However, the sweepstakes-based platform is facing a class action lawsuit alleging that the company is actually “operating an illegal online sportsbook” in the Golden State.
A ruling on the motion is expected to be made by Judge Sunshine Suzanne Sykes on Sept. 1.
An adverse ruling on the case for Fliff could have a detrimental impact on potential California sports betting apps, as well as sweepstakes-model casinos.
Potential impact of Judge’s ruling
Earlier this month, Fliff lawyers filed a motion asking the lawsuit to be dismissed and compel the matter to arbitration on an individual basis.
Now, Judge Sykes is tasked with making a vital ruling on whether or not the arbitration agreement with class action waiver can be enforced.
If Sykes denies the motion to compel arbitration, the case could then move to a jury trial, which could extend the process by several months.
On the other hand, if she chooses to enforce the class action waiver and orders the matter to arbitration, the case would then proceed on an individual basis. In that case, damages to Fliff would be limited and it is unlikely the case moves any further.
Fliff social sportsbook, which operates in over 40 states, claims it has “unpacked sports betting into play-for-fun social gaming.”
However, the plaintiff in the lawsuit, Bishoy Neshim, declares that he lost over $7,000 using the app and wants over $5 million in damages for himself and others.
According to the plaintiff’s charge, Fliff does not meet the state’s definition of “sweepstakes” because the prizes it distributes are not dispensed by lot or chance. Rather, the company uses the sweepstakes model to entice customers with free Fliff Coins. Players are then lured into depositing US dollars before converting them into Fliff Cash.
Fliff has argued that Nessim agreed to the platform’s terms and conditions, thus agreeing that any legal challenges from the user needs to be handled through arbitration, not in the courts.
Months in the making
Neshim filed an 18-page legal complaint on June 6 in the US District Court for the California Central District with two law firms working on behalf of him and the rest of the class.
The US Central District of California Court in Riverside has hearing on the motion to compel arbitration scheduled for Sept. 29.
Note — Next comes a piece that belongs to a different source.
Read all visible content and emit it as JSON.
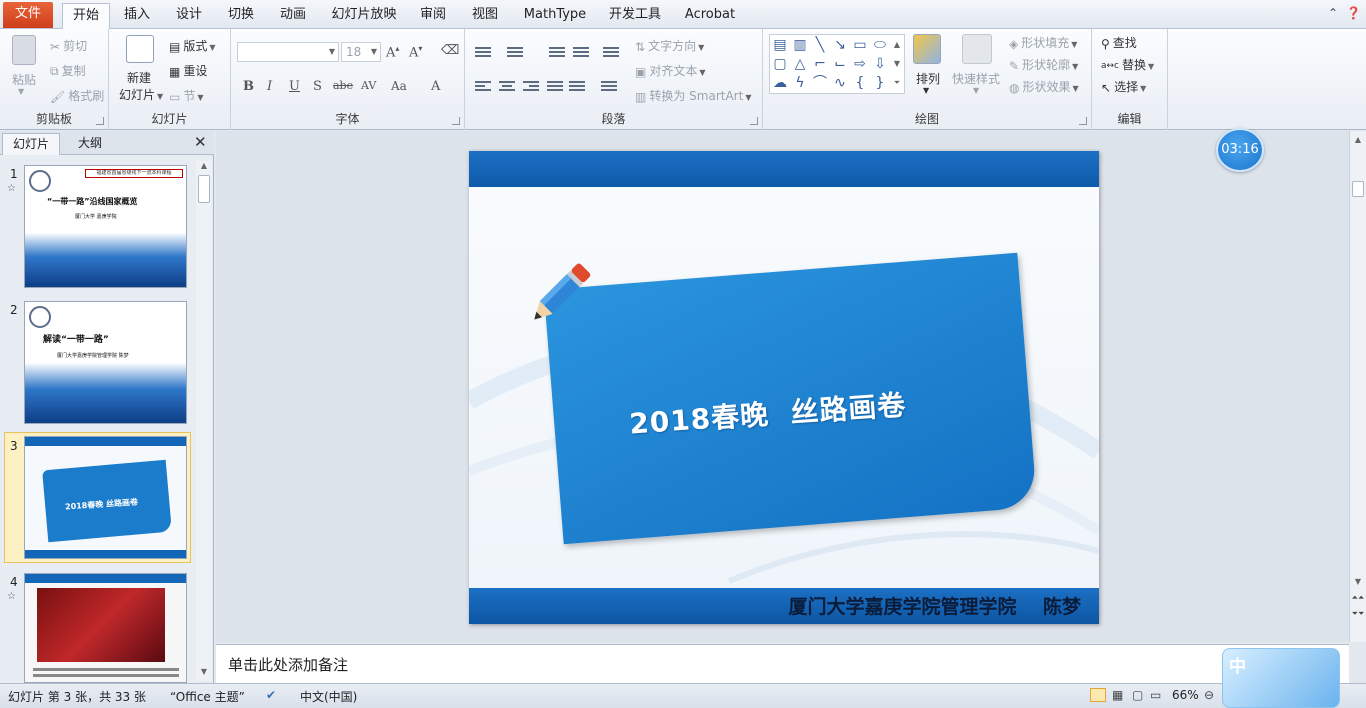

In addition to California, about a dozen other states prohibit users from obtaining Fliff Cash through real-money purchases.